Based on the 1981−2010 period, the city averages 16.6 inches (42 cm) of snow per winter.[18] Roanoke experienced something of a snow drought in the 2000s until December 2009 when 17 inches (43 cm) of snow fell on Roanoke in a single storm.[19] Winter snowfall has ranged from trace amounts in 1918–19 and 1919–20 to 62.7 inches (159 cm) in 1959–60;[17] the largest single storm dumped approximately three feet (0.9 m) from December 16−18, 1890.[20]

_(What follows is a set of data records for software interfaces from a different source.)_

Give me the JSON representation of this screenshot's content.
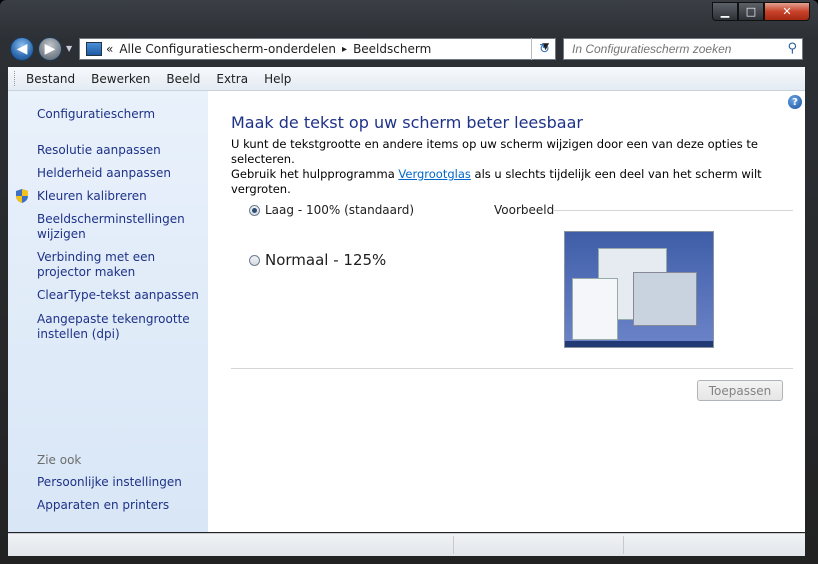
{
  "window": {
    "controls": {
      "minimize": "▁",
      "maximize": "□",
      "close": "✕"
    }
  },
  "address_bar": {
    "prefix": "«",
    "segments": [
      "Alle Configuratiescherm-onderdelen",
      "Beeldscherm"
    ],
    "separator": "▸"
  },
  "search": {
    "placeholder": "In Configuratiescherm zoeken"
  },
  "menu": [
    "Bestand",
    "Bewerken",
    "Beeld",
    "Extra",
    "Help"
  ],
  "sidebar": {
    "home": "Configuratiescherm",
    "items": [
      "Resolutie aanpassen",
      "Helderheid aanpassen",
      "Kleuren kalibreren",
      "Beeldscherminstellingen wijzigen",
      "Verbinding met een projector maken",
      "ClearType-tekst aanpassen",
      "Aangepaste tekengrootte instellen (dpi)"
    ],
    "see_also_title": "Zie ook",
    "see_also": [
      "Persoonlijke instellingen",
      "Apparaten en printers"
    ]
  },
  "main": {
    "title": "Maak de tekst op uw scherm beter leesbaar",
    "desc_line1": "U kunt de tekstgrootte en andere items op uw scherm wijzigen door een van deze opties te selecteren.",
    "desc_line2_pre": "Gebruik het hulpprogramma ",
    "desc_link": "Vergrootglas",
    "desc_line2_post": " als u slechts tijdelijk een deel van het scherm wilt vergroten.",
    "options": [
      {
        "label": "Laag - 100% (standaard)",
        "selected": true
      },
      {
        "label": "Normaal - 125%",
        "selected": false
      }
    ],
    "preview_label": "Voorbeeld",
    "apply_label": "Toepassen"
  },
  "colors": {
    "link": "#1e3287",
    "sidebar_bg": "#e9f1fb"
  }
}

Flooding is the primary weather-related hazard faced by Roanoke. Heavy rains, most frequently from remnants of a hurricane, drain from surrounding areas to the narrow Roanoke Valley. The most recent significant flood was in the fall of 2004, caused by the remains of Hurricane Ivan. The most severe[citation needed] flooding in the city’s history occurred on November 4, 1985 when heavy storms from the remnants of Hurricane Juan stalled over the area. Ten people drowned in the Roanoke Valley, and others were saved by rescue personnel.

Many residents complain that they are prone to allergies because of pollen from trees in the surrounding mountains. Most famously, the family of Wayne Newton moved from Roanoke to the dry climate of Phoenix, Arizona because of his childhood asthma and allergies.[21] However, there have not been clinical studies to establish that these conditions are more prevalent in Roanoke than in other cities with similar vegetation and climate. ( https://en.wikipedia.org/wiki/Roanoke,_Virginia )

The Calers will attest to the allergies in this region and how bad they can be!

Until next time,

~ Linda